Review Summary: Yet another solid album from Carcass, and a step in the right direction after Swansong
Carcass' first album in almost two decades is an interesting release to say the least. Whereas before, the band attempted something completely fresh on every outing, 2013's Surgical Steel seems to be the culmination of everything they had done before. Instead of pioneering a new musical frontier, their new release is primarily a second run of Heartwork with some of Swansong's catchy hooks and a small amount of grind flavoring. The resulting album is a mixed bag to say the least.
Two short songs kick things off in a sketchy way, feeling rushed but still packing that signature energy that sets Carcass apart. Between them the two songs don't span six minutes, so they can quickly be forgiven and it seems as though the band merely wanted to get the sub-par songs out of the way. When reaching songs like the monumental closer Mount Of Execution and the penultimate track Captive Bolt Pistol, which stand out as two of the hardest hitting songs the band has done, things really get interesting. The closing track is one of the band's longest, reducing things to a crawling pace at times but definitely creating a dark mood. After the two short numbers that kick this album off, it is just a steam roller of an album that crushes you flat with many hard hitting songs.

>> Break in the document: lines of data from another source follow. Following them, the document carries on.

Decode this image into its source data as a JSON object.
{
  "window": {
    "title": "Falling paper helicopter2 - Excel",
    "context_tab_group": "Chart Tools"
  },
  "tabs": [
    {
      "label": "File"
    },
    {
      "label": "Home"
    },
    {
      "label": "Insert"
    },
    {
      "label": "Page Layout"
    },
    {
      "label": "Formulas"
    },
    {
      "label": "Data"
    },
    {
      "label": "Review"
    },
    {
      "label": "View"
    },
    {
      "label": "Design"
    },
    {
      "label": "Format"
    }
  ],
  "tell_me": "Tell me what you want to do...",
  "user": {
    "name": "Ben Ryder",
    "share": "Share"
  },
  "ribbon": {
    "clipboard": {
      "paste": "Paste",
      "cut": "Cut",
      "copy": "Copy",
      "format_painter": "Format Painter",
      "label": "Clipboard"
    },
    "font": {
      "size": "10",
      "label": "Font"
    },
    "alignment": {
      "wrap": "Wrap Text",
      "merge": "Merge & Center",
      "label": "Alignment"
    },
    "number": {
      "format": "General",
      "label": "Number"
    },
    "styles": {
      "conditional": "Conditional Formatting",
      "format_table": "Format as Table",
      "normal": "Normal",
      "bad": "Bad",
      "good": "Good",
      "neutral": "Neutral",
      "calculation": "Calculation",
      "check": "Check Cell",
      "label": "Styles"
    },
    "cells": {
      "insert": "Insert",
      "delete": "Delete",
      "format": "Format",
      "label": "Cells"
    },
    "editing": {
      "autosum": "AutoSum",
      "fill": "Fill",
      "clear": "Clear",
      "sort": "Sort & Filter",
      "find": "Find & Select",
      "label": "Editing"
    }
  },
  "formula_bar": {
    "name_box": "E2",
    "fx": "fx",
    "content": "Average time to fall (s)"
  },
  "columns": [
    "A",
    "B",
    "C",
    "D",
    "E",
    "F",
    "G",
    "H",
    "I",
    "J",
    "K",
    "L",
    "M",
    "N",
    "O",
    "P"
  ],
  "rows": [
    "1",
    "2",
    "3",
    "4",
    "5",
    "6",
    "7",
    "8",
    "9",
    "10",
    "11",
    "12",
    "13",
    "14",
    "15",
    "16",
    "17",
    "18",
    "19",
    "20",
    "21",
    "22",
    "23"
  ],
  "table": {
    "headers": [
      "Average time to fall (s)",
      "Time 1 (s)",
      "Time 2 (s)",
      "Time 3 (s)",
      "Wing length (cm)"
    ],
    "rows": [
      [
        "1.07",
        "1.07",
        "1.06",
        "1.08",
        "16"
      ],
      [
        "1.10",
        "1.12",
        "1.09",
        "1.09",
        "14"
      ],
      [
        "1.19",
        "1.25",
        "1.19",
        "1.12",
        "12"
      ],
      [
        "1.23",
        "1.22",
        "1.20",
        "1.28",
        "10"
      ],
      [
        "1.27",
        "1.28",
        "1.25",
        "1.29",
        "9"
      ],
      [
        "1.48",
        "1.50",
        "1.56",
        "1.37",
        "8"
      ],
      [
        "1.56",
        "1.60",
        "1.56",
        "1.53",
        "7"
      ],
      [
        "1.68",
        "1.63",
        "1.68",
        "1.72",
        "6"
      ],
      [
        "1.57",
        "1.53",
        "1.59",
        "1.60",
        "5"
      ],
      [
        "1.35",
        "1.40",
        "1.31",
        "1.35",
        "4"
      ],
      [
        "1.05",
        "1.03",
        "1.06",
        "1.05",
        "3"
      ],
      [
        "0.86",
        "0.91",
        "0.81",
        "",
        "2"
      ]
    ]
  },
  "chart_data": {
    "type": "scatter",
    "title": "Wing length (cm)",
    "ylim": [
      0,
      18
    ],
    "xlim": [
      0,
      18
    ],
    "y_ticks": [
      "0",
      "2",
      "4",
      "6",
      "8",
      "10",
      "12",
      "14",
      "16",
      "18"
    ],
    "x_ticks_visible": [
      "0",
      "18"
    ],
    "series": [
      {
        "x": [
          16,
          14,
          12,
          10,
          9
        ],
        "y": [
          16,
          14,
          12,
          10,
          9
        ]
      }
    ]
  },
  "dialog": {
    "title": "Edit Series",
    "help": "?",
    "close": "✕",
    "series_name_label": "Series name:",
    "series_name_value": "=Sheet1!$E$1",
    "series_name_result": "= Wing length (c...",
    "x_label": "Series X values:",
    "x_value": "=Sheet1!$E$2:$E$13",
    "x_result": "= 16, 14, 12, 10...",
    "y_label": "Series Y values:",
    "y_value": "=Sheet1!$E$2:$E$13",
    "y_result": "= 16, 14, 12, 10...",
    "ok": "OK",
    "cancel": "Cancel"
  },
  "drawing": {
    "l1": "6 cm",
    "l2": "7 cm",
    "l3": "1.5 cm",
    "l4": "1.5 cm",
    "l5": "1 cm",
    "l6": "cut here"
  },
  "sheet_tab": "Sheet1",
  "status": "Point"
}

Bill Steer is the lone guitarist for this album and he puts in a fantastic performance, creating some infectious rhythms and even topping any of Amott's solos with some of the later tracks here. Many of the songs sound very similar to the Heartwork album and the riffs are arguably just as creative as on that release. The vocals are a raspy shriek that many will recognize instantly and they provide a superb front for this band whilst many of the bass lines sound like what would be played as Cliff Burton entered heaven. That being said, the drumming lets this album down quite abit with some generic patterns that do little other than rumble along at a mid pace. This is the one thing that let's Surgical Steel down compared to the band's past works.
Carcass' sixth full length album is one that they can be proud of and whilst it is let down by an insipid drum performance and lackluster opening, it can more than hold its own against most modern death metal